**Task prompt:** On how many lines of these entries does the word "accent" occur? State the number alone.

(Entries from a dataset of interfaces)
◇ ◇ ◇

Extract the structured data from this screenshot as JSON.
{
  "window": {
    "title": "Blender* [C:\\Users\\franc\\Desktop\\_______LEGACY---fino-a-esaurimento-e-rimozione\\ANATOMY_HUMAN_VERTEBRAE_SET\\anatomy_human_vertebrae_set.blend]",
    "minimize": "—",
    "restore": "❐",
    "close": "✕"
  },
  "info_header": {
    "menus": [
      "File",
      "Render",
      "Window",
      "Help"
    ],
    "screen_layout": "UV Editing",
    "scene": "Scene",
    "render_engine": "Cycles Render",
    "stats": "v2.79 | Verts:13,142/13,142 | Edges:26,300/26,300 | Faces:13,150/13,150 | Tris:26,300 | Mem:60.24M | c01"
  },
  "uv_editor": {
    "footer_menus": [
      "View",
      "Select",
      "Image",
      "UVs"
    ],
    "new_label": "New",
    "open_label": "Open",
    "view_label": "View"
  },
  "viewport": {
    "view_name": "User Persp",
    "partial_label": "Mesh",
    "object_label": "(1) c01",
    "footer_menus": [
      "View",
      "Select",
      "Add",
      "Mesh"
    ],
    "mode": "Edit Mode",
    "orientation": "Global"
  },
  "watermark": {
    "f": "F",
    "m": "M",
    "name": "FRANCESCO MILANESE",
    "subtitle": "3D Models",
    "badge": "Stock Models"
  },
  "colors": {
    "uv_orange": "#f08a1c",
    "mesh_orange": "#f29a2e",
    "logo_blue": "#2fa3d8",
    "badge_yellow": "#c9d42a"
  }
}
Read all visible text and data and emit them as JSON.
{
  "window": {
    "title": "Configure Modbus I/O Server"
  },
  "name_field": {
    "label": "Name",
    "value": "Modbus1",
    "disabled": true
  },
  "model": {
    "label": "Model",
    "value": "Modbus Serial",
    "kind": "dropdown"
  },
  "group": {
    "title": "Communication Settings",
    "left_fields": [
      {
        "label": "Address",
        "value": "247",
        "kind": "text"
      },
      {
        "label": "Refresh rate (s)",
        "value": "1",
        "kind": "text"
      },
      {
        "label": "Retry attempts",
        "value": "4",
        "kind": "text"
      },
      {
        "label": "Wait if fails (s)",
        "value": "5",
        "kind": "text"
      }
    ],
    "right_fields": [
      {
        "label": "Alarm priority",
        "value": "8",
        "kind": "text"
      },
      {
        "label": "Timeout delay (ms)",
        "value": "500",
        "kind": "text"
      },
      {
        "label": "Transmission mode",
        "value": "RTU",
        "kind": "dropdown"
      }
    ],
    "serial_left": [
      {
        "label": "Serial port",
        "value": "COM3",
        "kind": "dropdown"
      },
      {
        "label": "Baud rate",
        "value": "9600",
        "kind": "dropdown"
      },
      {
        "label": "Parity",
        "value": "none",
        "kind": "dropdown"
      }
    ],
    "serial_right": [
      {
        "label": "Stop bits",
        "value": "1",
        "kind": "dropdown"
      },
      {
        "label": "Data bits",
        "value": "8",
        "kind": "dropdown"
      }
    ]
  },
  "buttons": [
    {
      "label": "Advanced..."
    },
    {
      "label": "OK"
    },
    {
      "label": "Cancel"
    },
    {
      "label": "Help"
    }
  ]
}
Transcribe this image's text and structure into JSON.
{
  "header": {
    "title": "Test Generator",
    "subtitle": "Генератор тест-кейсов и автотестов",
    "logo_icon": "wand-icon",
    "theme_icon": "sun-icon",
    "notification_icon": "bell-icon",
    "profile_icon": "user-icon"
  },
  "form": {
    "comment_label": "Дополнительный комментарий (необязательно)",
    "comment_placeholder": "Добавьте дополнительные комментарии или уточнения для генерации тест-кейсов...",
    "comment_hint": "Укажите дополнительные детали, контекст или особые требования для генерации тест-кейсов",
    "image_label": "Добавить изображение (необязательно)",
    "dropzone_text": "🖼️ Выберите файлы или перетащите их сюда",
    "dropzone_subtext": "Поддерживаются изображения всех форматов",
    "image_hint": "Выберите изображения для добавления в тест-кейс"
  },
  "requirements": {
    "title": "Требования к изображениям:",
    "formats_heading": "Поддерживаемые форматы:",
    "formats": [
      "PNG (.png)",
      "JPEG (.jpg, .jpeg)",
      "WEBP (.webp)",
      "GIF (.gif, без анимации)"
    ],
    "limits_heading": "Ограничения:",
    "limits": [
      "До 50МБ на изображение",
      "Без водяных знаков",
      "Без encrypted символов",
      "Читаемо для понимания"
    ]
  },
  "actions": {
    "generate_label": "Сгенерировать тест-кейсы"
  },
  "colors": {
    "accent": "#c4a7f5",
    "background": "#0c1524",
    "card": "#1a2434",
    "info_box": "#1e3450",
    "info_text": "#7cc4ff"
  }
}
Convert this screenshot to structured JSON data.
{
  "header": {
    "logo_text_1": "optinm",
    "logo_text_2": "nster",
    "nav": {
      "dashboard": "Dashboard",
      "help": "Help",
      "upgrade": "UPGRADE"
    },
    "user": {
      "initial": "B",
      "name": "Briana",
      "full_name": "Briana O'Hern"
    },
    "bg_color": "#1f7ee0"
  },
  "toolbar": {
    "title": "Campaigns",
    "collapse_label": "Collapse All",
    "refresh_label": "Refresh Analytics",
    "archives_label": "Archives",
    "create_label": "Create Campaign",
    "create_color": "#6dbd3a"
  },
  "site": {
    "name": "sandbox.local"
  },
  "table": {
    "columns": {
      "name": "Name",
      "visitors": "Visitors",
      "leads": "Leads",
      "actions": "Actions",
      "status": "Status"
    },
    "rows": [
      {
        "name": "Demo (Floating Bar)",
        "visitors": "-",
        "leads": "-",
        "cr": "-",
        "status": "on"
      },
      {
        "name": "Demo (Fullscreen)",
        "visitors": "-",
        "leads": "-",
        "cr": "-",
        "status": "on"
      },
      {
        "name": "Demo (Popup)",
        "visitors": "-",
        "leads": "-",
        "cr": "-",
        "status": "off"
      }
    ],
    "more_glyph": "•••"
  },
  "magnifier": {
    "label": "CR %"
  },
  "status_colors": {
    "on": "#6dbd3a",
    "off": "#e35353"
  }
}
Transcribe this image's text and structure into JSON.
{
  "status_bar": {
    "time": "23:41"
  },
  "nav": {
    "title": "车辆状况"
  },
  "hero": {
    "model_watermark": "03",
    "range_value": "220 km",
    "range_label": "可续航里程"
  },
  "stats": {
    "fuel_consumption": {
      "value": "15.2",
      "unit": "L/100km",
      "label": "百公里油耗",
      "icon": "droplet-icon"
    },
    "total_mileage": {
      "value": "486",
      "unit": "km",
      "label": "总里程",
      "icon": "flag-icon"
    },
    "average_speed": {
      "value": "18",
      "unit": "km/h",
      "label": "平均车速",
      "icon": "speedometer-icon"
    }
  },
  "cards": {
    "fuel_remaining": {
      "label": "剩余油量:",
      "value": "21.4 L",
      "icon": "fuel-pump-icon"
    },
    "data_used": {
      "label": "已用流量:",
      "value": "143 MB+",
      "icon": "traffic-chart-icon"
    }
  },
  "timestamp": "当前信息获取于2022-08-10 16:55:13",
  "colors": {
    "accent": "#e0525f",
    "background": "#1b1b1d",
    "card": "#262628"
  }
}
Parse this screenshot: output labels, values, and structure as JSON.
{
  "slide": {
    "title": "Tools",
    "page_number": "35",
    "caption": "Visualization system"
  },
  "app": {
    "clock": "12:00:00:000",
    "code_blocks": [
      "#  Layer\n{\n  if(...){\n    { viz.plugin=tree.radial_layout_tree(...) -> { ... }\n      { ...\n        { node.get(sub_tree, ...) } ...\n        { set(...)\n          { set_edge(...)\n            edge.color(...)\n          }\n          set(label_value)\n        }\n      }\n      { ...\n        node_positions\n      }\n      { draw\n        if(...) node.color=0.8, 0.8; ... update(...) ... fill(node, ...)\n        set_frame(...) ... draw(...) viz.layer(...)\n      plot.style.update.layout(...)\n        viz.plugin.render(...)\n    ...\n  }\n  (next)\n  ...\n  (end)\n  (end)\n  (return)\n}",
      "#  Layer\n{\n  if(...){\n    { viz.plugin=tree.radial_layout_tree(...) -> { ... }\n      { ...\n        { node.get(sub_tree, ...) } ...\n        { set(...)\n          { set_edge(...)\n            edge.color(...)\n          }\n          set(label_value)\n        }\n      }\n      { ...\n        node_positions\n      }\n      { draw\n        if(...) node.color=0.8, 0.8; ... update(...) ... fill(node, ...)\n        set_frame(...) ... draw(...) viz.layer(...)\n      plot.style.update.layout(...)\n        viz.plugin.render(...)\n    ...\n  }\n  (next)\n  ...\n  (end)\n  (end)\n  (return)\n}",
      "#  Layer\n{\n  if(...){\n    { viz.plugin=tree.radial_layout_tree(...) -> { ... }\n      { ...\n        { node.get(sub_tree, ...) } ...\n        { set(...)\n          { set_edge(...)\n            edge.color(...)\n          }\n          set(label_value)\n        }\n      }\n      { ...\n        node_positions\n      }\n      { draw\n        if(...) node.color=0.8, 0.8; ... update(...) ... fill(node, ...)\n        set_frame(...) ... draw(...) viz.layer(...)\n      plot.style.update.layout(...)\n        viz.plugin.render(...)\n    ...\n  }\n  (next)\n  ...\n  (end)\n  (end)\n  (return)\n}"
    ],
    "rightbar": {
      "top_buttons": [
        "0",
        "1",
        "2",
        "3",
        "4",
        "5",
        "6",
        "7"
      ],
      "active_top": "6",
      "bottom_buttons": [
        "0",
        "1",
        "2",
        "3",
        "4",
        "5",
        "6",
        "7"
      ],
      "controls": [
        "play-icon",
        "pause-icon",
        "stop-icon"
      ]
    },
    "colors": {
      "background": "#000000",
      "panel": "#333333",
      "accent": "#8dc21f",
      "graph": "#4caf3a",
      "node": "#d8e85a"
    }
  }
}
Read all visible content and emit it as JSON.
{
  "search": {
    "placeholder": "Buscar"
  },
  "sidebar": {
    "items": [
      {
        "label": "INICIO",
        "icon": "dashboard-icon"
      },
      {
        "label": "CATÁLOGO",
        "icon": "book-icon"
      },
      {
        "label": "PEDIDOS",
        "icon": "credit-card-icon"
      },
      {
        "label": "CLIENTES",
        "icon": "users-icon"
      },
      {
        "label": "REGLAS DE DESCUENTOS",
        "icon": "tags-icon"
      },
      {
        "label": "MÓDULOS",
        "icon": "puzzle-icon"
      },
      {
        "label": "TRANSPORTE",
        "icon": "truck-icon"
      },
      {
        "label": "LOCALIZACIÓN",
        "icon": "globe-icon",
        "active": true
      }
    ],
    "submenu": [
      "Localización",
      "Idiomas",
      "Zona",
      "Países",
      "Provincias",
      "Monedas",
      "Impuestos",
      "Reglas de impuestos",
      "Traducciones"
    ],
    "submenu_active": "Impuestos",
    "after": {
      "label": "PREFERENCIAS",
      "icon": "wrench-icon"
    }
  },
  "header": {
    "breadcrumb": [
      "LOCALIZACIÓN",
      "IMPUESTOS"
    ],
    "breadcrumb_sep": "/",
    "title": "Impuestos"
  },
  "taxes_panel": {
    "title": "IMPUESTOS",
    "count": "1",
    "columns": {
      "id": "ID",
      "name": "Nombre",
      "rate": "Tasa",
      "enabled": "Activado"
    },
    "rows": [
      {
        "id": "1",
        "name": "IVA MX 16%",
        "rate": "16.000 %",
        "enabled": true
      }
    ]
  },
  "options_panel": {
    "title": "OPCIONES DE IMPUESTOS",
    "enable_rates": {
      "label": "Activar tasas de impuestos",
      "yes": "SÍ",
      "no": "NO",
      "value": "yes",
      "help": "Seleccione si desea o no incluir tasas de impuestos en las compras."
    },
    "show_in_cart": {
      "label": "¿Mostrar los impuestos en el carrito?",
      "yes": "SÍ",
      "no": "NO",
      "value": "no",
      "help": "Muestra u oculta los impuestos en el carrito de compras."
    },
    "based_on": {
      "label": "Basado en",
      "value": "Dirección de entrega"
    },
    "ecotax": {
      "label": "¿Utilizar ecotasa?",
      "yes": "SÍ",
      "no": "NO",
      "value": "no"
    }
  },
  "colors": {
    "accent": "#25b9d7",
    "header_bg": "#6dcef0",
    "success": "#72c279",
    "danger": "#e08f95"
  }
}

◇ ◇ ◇

**Answer area:** 4